Dataset items
______

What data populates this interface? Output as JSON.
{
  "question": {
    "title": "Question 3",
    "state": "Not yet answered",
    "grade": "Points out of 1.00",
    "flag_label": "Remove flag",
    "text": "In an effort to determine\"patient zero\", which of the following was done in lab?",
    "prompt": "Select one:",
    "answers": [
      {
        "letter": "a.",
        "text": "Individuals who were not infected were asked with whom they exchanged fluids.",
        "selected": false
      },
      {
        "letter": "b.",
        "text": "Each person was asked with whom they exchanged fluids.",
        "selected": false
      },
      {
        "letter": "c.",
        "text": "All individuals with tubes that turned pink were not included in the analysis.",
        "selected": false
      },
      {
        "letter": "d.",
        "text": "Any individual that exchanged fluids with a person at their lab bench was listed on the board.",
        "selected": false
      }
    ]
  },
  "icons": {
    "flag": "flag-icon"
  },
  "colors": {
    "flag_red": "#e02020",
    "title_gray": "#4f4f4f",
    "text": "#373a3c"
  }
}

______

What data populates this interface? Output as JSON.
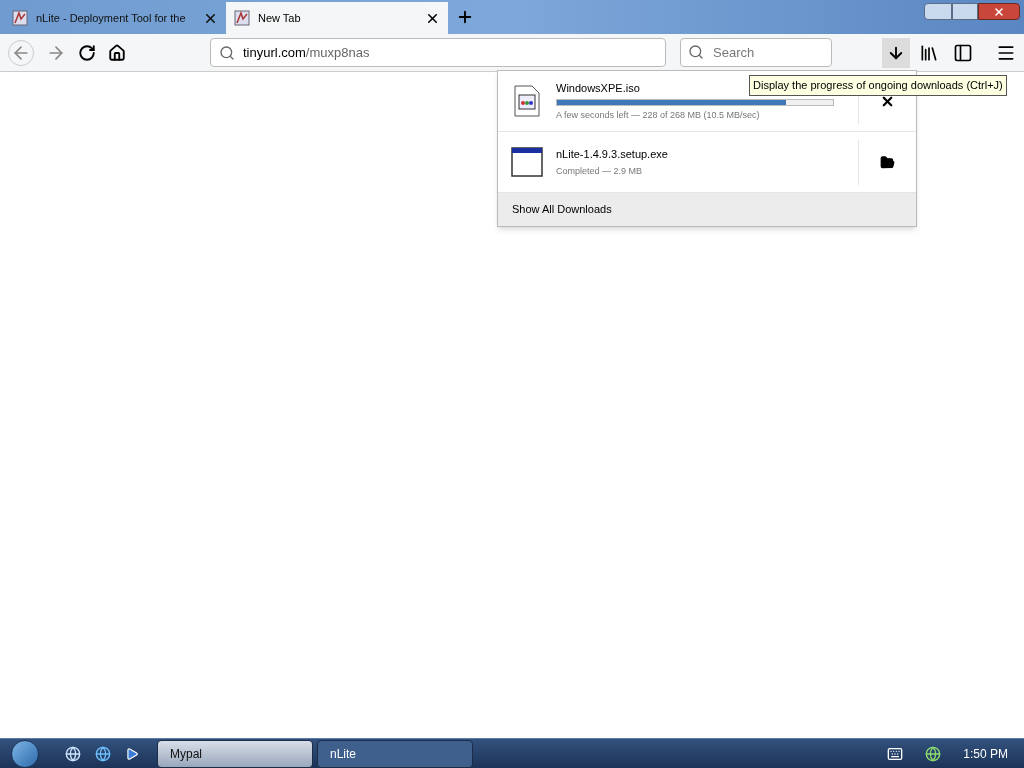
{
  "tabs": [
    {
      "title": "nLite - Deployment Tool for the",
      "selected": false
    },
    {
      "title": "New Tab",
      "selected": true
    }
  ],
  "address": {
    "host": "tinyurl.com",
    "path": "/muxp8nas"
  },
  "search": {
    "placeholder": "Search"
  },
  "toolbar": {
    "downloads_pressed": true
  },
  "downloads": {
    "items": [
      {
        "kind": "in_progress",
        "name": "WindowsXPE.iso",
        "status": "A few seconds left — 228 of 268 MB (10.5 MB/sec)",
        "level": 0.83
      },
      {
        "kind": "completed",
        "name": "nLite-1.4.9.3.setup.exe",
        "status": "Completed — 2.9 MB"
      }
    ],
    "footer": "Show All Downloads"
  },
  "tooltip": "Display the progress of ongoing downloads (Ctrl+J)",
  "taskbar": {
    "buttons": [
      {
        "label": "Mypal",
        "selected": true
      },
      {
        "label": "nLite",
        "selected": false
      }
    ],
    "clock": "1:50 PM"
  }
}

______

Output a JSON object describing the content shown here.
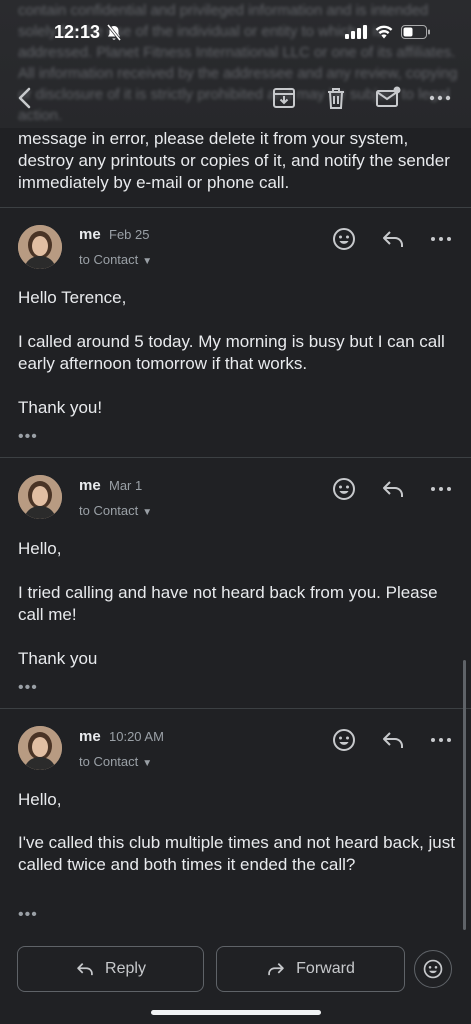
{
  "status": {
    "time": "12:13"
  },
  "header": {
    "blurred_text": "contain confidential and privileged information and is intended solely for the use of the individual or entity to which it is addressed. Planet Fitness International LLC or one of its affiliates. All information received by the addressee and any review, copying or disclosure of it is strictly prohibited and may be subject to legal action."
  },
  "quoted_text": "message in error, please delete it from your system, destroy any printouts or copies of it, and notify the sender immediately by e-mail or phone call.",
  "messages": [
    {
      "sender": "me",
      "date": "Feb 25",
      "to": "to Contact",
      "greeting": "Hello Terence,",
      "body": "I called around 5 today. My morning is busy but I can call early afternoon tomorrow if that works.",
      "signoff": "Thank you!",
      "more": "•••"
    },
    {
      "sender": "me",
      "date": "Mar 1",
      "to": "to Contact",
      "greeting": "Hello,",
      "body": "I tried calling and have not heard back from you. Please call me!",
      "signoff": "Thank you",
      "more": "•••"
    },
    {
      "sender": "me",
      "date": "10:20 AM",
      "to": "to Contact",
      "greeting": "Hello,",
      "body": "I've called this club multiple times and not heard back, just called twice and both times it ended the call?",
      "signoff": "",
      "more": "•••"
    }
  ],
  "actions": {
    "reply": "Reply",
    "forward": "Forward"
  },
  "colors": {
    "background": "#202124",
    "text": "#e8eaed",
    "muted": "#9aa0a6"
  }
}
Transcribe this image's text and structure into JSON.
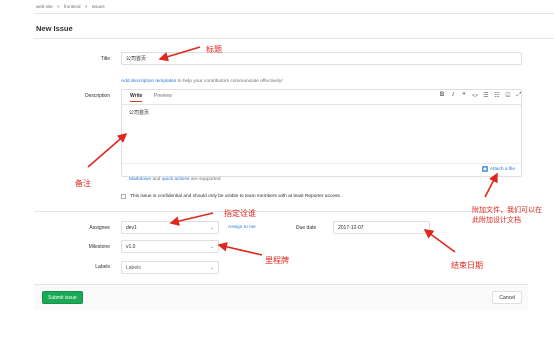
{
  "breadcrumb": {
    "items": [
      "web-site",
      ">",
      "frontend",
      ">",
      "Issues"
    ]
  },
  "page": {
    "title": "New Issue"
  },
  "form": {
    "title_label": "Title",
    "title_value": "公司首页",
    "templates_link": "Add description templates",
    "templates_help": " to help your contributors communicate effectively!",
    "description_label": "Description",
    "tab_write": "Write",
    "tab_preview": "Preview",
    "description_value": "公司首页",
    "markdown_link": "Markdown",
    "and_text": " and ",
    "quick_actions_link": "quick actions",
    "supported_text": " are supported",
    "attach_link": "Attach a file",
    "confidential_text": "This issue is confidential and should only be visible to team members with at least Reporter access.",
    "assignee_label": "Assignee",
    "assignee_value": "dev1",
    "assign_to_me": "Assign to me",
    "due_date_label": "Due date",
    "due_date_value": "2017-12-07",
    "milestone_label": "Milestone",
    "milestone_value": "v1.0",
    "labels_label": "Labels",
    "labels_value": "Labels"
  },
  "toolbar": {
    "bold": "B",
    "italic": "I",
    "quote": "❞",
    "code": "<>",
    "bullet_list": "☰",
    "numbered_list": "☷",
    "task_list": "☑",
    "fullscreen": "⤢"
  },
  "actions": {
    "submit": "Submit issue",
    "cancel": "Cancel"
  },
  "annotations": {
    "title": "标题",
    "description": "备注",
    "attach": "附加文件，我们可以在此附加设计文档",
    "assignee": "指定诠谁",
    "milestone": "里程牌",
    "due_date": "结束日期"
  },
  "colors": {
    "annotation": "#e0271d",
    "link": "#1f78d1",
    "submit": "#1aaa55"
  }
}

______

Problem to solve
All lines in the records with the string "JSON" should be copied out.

Exercise solution
What data populates this interface? Output as JSON.
What data populates this interface? Output as JSON.
Output a JSON object describing the content shown here.
Transcribe this image's text and structure into JSON.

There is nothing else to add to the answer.